Each line of the data below that contains "dager" must be copied.
(MATERIAL PROVIDED begins)
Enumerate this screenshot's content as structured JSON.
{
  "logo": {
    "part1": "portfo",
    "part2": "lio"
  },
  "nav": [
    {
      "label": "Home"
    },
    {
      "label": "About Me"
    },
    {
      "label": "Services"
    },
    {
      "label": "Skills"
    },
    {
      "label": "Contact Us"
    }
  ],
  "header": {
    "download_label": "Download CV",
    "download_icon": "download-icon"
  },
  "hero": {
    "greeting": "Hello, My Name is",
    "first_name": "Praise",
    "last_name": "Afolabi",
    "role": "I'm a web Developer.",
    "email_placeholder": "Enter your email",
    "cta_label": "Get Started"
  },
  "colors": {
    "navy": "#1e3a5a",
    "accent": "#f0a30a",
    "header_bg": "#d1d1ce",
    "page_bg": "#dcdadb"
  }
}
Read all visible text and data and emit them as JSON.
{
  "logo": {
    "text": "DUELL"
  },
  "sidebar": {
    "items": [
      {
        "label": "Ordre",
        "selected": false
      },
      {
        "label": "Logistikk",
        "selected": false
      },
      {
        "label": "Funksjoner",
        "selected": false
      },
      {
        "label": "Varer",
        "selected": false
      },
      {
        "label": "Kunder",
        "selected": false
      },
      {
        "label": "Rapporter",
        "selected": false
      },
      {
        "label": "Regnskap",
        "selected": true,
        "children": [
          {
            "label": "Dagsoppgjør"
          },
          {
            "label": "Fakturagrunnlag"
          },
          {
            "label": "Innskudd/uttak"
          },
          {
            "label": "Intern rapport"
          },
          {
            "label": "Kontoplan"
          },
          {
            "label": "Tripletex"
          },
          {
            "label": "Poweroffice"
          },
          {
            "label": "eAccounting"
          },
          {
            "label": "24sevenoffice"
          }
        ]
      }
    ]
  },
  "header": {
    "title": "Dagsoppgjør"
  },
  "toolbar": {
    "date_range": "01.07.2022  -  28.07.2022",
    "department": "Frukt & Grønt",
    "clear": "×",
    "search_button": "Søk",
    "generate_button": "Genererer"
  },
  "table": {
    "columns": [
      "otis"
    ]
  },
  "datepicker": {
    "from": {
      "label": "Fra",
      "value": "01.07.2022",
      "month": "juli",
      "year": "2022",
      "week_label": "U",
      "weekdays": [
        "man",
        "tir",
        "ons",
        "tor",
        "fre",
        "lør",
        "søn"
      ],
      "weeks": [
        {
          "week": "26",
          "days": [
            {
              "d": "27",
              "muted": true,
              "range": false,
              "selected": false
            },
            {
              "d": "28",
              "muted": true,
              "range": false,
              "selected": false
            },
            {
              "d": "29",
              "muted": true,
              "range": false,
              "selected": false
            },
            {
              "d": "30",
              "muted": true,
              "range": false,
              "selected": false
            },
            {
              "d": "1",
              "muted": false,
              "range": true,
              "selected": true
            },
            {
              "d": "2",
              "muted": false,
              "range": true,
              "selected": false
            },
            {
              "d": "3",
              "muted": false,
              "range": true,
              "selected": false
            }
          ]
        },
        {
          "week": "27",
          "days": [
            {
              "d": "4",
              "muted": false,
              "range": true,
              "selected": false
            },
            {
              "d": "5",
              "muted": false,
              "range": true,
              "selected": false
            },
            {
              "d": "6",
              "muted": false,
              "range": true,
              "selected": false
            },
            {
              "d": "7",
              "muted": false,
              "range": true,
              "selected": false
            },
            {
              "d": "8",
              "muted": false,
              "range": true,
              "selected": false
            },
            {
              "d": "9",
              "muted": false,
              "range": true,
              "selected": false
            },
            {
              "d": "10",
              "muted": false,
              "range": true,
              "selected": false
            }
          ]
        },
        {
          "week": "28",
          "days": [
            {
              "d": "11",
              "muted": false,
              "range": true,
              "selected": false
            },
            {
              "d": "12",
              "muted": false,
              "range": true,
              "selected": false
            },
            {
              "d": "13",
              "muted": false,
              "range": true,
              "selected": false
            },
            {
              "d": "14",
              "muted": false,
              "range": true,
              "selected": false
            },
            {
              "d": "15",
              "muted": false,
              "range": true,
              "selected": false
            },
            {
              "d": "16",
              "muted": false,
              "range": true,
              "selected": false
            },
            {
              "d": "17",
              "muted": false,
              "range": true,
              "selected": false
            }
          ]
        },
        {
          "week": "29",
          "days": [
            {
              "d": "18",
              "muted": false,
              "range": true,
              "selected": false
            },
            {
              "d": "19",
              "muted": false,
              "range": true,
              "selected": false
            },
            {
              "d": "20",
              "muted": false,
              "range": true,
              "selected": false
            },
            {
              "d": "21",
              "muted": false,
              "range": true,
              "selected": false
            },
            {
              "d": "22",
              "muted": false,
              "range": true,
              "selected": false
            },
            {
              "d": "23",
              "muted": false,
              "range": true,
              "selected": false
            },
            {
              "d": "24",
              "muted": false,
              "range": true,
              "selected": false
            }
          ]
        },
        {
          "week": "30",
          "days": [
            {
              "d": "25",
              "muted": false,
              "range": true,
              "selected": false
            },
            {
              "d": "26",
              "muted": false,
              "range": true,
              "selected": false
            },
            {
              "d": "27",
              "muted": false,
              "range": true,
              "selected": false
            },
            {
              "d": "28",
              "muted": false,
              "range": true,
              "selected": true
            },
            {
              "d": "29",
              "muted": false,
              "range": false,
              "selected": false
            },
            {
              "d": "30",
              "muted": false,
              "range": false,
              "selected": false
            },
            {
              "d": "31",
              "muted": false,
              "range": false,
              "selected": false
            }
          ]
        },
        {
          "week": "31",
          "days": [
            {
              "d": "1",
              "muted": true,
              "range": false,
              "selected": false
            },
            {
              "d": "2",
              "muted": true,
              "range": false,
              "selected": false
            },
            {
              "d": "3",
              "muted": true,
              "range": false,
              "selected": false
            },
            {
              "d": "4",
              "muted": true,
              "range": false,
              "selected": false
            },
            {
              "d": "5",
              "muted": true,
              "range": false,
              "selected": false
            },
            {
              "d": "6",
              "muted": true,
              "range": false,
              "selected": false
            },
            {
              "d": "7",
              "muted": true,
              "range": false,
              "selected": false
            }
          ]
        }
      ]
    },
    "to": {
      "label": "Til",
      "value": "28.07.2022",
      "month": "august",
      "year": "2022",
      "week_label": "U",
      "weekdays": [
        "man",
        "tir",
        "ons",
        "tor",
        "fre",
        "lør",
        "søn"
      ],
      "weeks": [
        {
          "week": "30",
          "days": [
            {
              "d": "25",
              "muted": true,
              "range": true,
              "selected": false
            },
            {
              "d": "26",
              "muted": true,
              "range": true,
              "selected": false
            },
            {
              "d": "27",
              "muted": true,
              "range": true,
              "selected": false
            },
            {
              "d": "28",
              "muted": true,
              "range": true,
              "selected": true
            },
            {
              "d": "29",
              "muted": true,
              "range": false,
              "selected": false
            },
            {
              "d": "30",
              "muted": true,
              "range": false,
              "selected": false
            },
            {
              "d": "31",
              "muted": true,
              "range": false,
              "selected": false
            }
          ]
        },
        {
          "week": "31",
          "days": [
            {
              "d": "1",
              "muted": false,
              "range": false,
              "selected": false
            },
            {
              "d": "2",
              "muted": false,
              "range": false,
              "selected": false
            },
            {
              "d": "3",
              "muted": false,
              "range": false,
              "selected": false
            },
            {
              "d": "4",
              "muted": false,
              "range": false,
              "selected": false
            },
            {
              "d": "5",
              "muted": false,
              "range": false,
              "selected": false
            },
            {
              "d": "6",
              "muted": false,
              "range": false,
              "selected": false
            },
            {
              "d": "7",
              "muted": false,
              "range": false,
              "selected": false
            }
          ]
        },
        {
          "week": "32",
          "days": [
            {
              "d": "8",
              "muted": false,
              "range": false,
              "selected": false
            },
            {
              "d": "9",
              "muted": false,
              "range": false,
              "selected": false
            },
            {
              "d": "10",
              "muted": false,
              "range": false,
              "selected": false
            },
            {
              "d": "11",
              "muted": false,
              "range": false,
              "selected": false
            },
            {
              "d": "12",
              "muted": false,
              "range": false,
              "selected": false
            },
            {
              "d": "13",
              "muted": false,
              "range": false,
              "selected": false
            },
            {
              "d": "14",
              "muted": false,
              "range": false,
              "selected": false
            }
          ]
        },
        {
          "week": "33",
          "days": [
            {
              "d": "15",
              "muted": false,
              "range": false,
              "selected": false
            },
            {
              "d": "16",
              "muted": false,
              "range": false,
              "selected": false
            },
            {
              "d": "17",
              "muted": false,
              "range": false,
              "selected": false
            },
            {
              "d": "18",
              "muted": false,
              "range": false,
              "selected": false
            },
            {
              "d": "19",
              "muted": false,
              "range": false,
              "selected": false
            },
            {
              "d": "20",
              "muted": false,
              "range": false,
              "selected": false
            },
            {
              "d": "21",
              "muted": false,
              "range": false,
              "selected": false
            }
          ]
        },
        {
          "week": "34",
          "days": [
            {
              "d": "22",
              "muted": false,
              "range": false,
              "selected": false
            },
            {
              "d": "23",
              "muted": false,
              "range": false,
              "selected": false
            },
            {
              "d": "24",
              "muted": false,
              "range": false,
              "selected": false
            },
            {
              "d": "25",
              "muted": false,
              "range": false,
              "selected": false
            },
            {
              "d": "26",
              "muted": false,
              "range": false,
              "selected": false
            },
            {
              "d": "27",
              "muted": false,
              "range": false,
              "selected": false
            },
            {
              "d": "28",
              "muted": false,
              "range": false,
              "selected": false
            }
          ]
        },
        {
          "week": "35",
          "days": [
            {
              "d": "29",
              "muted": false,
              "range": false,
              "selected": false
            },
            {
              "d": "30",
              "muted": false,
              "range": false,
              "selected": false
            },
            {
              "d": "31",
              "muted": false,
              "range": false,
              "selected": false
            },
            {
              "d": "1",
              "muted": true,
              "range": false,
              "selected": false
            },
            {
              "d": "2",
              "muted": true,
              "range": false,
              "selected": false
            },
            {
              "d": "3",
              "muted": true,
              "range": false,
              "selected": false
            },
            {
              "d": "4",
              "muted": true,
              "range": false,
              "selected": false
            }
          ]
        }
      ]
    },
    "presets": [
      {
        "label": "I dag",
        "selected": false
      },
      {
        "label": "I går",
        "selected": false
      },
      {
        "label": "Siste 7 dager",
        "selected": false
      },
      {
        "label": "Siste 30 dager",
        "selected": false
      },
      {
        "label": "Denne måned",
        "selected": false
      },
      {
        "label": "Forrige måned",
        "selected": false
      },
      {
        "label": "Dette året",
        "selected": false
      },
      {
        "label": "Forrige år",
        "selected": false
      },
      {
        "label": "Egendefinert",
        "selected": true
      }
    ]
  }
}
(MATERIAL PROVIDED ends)
REPLY TO THE TASK
        "label": "Siste 7 dager",
        "label": "Siste 30 dager",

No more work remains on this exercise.